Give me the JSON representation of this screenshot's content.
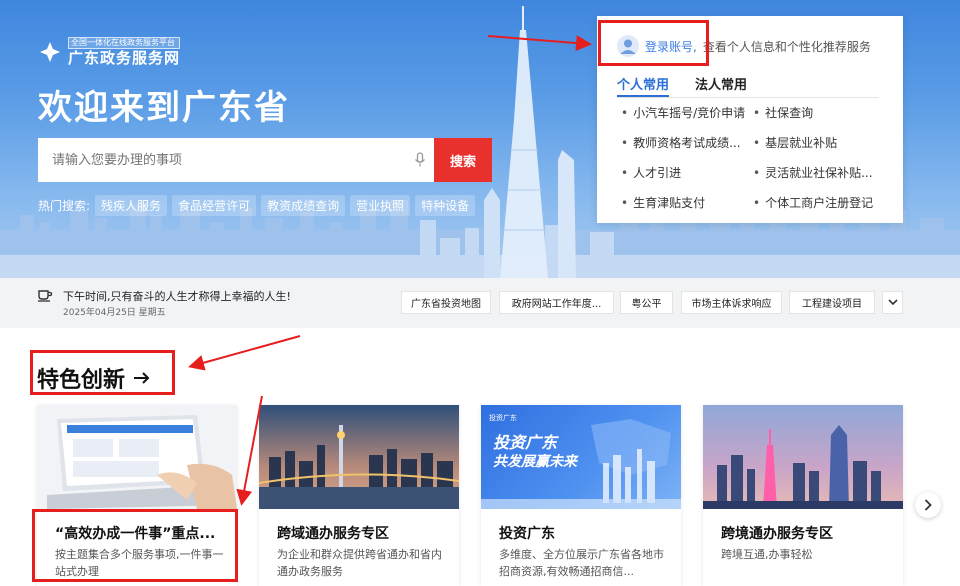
{
  "header": {
    "logo_sub": "全国一体化在线政务服务平台",
    "logo_main": "广东政务服务网",
    "welcome": "欢迎来到广东省"
  },
  "search": {
    "placeholder": "请输入您要办理的事项",
    "button": "搜索",
    "hot_label": "热门搜索:",
    "hot_tags": [
      "残疾人服务",
      "食品经营许可",
      "教资成绩查询",
      "营业执照",
      "特种设备"
    ]
  },
  "login_card": {
    "login_link": "登录账号,",
    "login_desc": "查看个人信息和个性化推荐服务",
    "tabs": [
      "个人常用",
      "法人常用"
    ],
    "services": [
      "小汽车摇号/竞价申请",
      "社保查询",
      "教师资格考试成绩...",
      "基层就业补贴",
      "人才引进",
      "灵活就业社保补贴...",
      "生育津贴支付",
      "个体工商户注册登记"
    ]
  },
  "info_bar": {
    "tip": "下午时间,只有奋斗的人生才称得上幸福的人生!",
    "date": "2025年04月25日 星期五",
    "links": [
      "广东省投资地图",
      "政府网站工作年度...",
      "粤公平",
      "市场主体诉求响应",
      "工程建设项目"
    ]
  },
  "features": {
    "title": "特色创新",
    "cards": [
      {
        "title": "“高效办成一件事”重点...",
        "desc": "按主题集合多个服务事项,一件事一站式办理"
      },
      {
        "title": "跨域通办服务专区",
        "desc": "为企业和群众提供跨省通办和省内通办政务服务"
      },
      {
        "title": "投资广东",
        "desc": "多维度、全方位展示广东省各地市招商资源,有效畅通招商信..."
      },
      {
        "title": "跨境通办服务专区",
        "desc": "跨境互通,办事轻松"
      }
    ],
    "banner_invest": {
      "line1": "投资广东",
      "line2": "共发展赢未来",
      "brand": "投资广东"
    }
  },
  "colors": {
    "primary": "#2b6fd6",
    "search_btn": "#e8302d",
    "annotation": "#e61e1e"
  }
}
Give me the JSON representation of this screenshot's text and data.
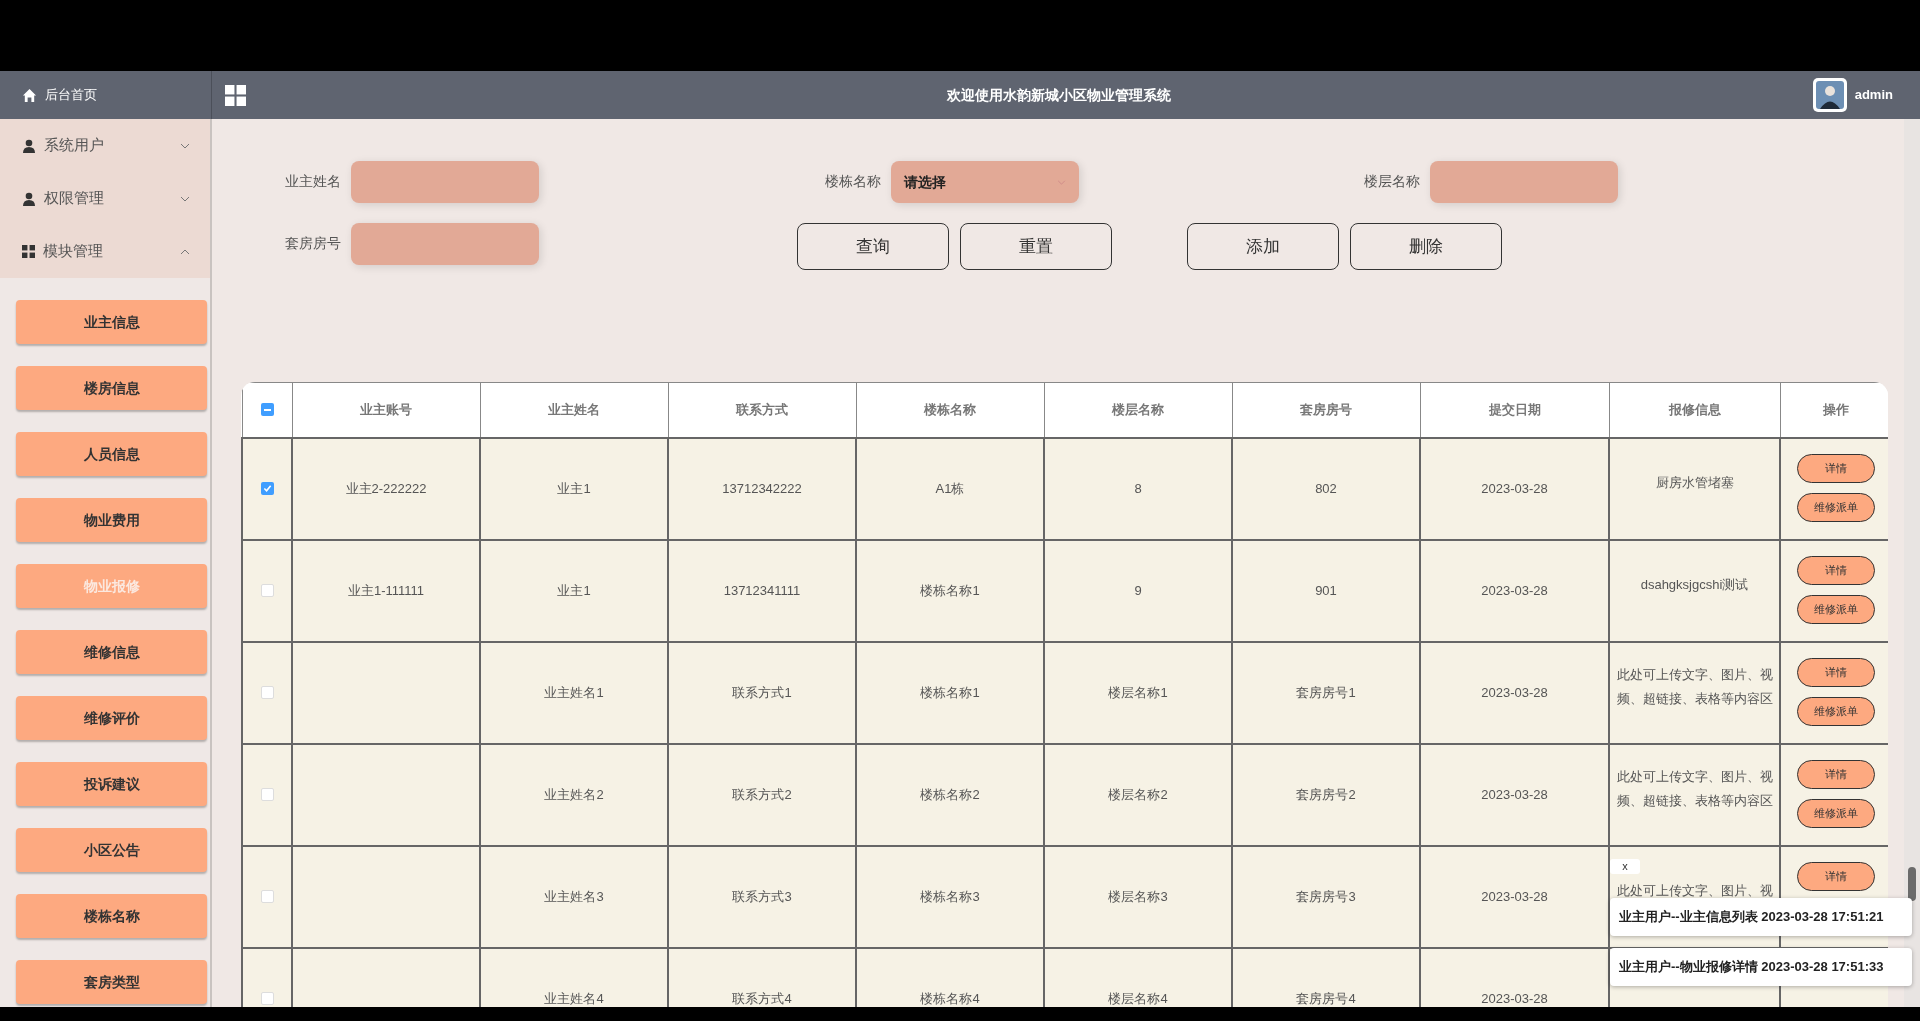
{
  "header": {
    "home": "后台首页",
    "title": "欢迎使用水韵新城小区物业管理系统",
    "user": "admin"
  },
  "sidebar": {
    "groups": [
      {
        "label": "系统用户",
        "kind": "person",
        "expanded": false
      },
      {
        "label": "权限管理",
        "kind": "person",
        "expanded": false
      },
      {
        "label": "模块管理",
        "kind": "grid",
        "expanded": true
      }
    ],
    "items": [
      {
        "label": "业主信息",
        "selected": false
      },
      {
        "label": "楼房信息",
        "selected": false
      },
      {
        "label": "人员信息",
        "selected": false
      },
      {
        "label": "物业费用",
        "selected": false
      },
      {
        "label": "物业报修",
        "selected": true
      },
      {
        "label": "维修信息",
        "selected": false
      },
      {
        "label": "维修评价",
        "selected": false
      },
      {
        "label": "投诉建议",
        "selected": false
      },
      {
        "label": "小区公告",
        "selected": false
      },
      {
        "label": "楼栋名称",
        "selected": false
      },
      {
        "label": "套房类型",
        "selected": false
      }
    ]
  },
  "search": {
    "fields": [
      {
        "label": "业主姓名",
        "kind": "input"
      },
      {
        "label": "楼栋名称",
        "kind": "select",
        "placeholder": "请选择"
      },
      {
        "label": "楼层名称",
        "kind": "input"
      },
      {
        "label": "套房房号",
        "kind": "input"
      }
    ],
    "buttons": [
      "查询",
      "重置",
      "添加",
      "删除"
    ]
  },
  "table": {
    "select_all": {
      "indeterminate": true
    },
    "columns": [
      "业主账号",
      "业主姓名",
      "联系方式",
      "楼栋名称",
      "楼层名称",
      "套房房号",
      "提交日期",
      "报修信息",
      "操作"
    ],
    "rows": [
      {
        "checked": true,
        "cells": [
          "业主2-222222",
          "业主1",
          "13712342222",
          "A1栋",
          "8",
          "802",
          "2023-03-28",
          "厨房水管堵塞"
        ],
        "actions": [
          "详情",
          "维修派单"
        ]
      },
      {
        "checked": false,
        "cells": [
          "业主1-111111",
          "业主1",
          "13712341111",
          "楼栋名称1",
          "9",
          "901",
          "2023-03-28",
          "dsahgksjgcshi测试"
        ],
        "actions": [
          "详情",
          "维修派单"
        ]
      },
      {
        "checked": false,
        "cells": [
          "",
          "业主姓名1",
          "联系方式1",
          "楼栋名称1",
          "楼层名称1",
          "套房房号1",
          "2023-03-28",
          "此处可上传文字、图片、视频、超链接、表格等内容区"
        ],
        "actions": [
          "详情",
          "维修派单"
        ]
      },
      {
        "checked": false,
        "cells": [
          "",
          "业主姓名2",
          "联系方式2",
          "楼栋名称2",
          "楼层名称2",
          "套房房号2",
          "2023-03-28",
          "此处可上传文字、图片、视频、超链接、表格等内容区"
        ],
        "actions": [
          "详情",
          "维修派单"
        ]
      },
      {
        "checked": false,
        "cells": [
          "",
          "业主姓名3",
          "联系方式3",
          "楼栋名称3",
          "楼层名称3",
          "套房房号3",
          "2023-03-28",
          "此处可上传文字、图片、视"
        ],
        "actions": [
          "详情"
        ]
      },
      {
        "checked": false,
        "cells": [
          "",
          "业主姓名4",
          "联系方式4",
          "楼栋名称4",
          "楼层名称4",
          "套房房号4",
          "2023-03-28",
          ""
        ],
        "actions": []
      }
    ]
  },
  "notifications": {
    "close": "x",
    "items": [
      "业主用户--业主信息列表 2023-03-28 17:51:21",
      "业主用户--物业报修详情 2023-03-28 17:51:33"
    ]
  }
}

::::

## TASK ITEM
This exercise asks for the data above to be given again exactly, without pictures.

## RESPONSE FOR THIS EXERCISE
Give me the JSON representation of this screenshot's content.
{
  "header": {
    "logo_sub": "全国一体化在线政务服务平台",
    "logo_main": "广东政务服务网",
    "welcome": "欢迎来到广东省"
  },
  "search": {
    "placeholder": "请输入您要办理的事项",
    "button": "搜索",
    "hot_label": "热门搜索:",
    "hot_tags": [
      "残疾人服务",
      "食品经营许可",
      "教资成绩查询",
      "营业执照",
      "特种设备"
    ]
  },
  "login_card": {
    "login_link": "登录账号,",
    "login_desc": "查看个人信息和个性化推荐服务",
    "tabs": [
      "个人常用",
      "法人常用"
    ],
    "services": [
      "小汽车摇号/竞价申请",
      "社保查询",
      "教师资格考试成绩...",
      "基层就业补贴",
      "人才引进",
      "灵活就业社保补贴...",
      "生育津贴支付",
      "个体工商户注册登记"
    ]
  },
  "info_bar": {
    "tip": "下午时间,只有奋斗的人生才称得上幸福的人生!",
    "date": "2025年04月25日 星期五",
    "links": [
      "广东省投资地图",
      "政府网站工作年度...",
      "粤公平",
      "市场主体诉求响应",
      "工程建设项目"
    ]
  },
  "features": {
    "title": "特色创新",
    "cards": [
      {
        "title": "“高效办成一件事”重点...",
        "desc": "按主题集合多个服务事项,一件事一站式办理"
      },
      {
        "title": "跨域通办服务专区",
        "desc": "为企业和群众提供跨省通办和省内通办政务服务"
      },
      {
        "title": "投资广东",
        "desc": "多维度、全方位展示广东省各地市招商资源,有效畅通招商信..."
      },
      {
        "title": "跨境通办服务专区",
        "desc": "跨境互通,办事轻松"
      }
    ],
    "banner_invest": {
      "line1": "投资广东",
      "line2": "共发展赢未来",
      "brand": "投资广东"
    }
  },
  "colors": {
    "primary": "#2b6fd6",
    "search_btn": "#e8302d",
    "annotation": "#e61e1e"
  }
}
Give me the JSON representation of this screenshot's text and data.
{
  "header": {
    "home": "后台首页",
    "title": "欢迎使用水韵新城小区物业管理系统",
    "user": "admin"
  },
  "sidebar": {
    "groups": [
      {
        "label": "系统用户",
        "kind": "person",
        "expanded": false
      },
      {
        "label": "权限管理",
        "kind": "person",
        "expanded": false
      },
      {
        "label": "模块管理",
        "kind": "grid",
        "expanded": true
      }
    ],
    "items": [
      {
        "label": "业主信息",
        "selected": false
      },
      {
        "label": "楼房信息",
        "selected": false
      },
      {
        "label": "人员信息",
        "selected": false
      },
      {
        "label": "物业费用",
        "selected": false
      },
      {
        "label": "物业报修",
        "selected": true
      },
      {
        "label": "维修信息",
        "selected": false
      },
      {
        "label": "维修评价",
        "selected": false
      },
      {
        "label": "投诉建议",
        "selected": false
      },
      {
        "label": "小区公告",
        "selected": false
      },
      {
        "label": "楼栋名称",
        "selected": false
      },
      {
        "label": "套房类型",
        "selected": false
      }
    ]
  },
  "search": {
    "fields": [
      {
        "label": "业主姓名",
        "kind": "input"
      },
      {
        "label": "楼栋名称",
        "kind": "select",
        "placeholder": "请选择"
      },
      {
        "label": "楼层名称",
        "kind": "input"
      },
      {
        "label": "套房房号",
        "kind": "input"
      }
    ],
    "buttons": [
      "查询",
      "重置",
      "添加",
      "删除"
    ]
  },
  "table": {
    "select_all": {
      "indeterminate": true
    },
    "columns": [
      "业主账号",
      "业主姓名",
      "联系方式",
      "楼栋名称",
      "楼层名称",
      "套房房号",
      "提交日期",
      "报修信息",
      "操作"
    ],
    "rows": [
      {
        "checked": true,
        "cells": [
          "业主2-222222",
          "业主1",
          "13712342222",
          "A1栋",
          "8",
          "802",
          "2023-03-28",
          "厨房水管堵塞"
        ],
        "actions": [
          "详情",
          "维修派单"
        ]
      },
      {
        "checked": false,
        "cells": [
          "业主1-111111",
          "业主1",
          "13712341111",
          "楼栋名称1",
          "9",
          "901",
          "2023-03-28",
          "dsahgksjgcshi测试"
        ],
        "actions": [
          "详情",
          "维修派单"
        ]
      },
      {
        "checked": false,
        "cells": [
          "",
          "业主姓名1",
          "联系方式1",
          "楼栋名称1",
          "楼层名称1",
          "套房房号1",
          "2023-03-28",
          "此处可上传文字、图片、视频、超链接、表格等内容区"
        ],
        "actions": [
          "详情",
          "维修派单"
        ]
      },
      {
        "checked": false,
        "cells": [
          "",
          "业主姓名2",
          "联系方式2",
          "楼栋名称2",
          "楼层名称2",
          "套房房号2",
          "2023-03-28",
          "此处可上传文字、图片、视频、超链接、表格等内容区"
        ],
        "actions": [
          "详情",
          "维修派单"
        ]
      },
      {
        "checked": false,
        "cells": [
          "",
          "业主姓名3",
          "联系方式3",
          "楼栋名称3",
          "楼层名称3",
          "套房房号3",
          "2023-03-28",
          "此处可上传文字、图片、视"
        ],
        "actions": [
          "详情"
        ]
      },
      {
        "checked": false,
        "cells": [
          "",
          "业主姓名4",
          "联系方式4",
          "楼栋名称4",
          "楼层名称4",
          "套房房号4",
          "2023-03-28",
          ""
        ],
        "actions": []
      }
    ]
  },
  "notifications": {
    "close": "x",
    "items": [
      "业主用户--业主信息列表 2023-03-28 17:51:21",
      "业主用户--物业报修详情 2023-03-28 17:51:33"
    ]
  }
}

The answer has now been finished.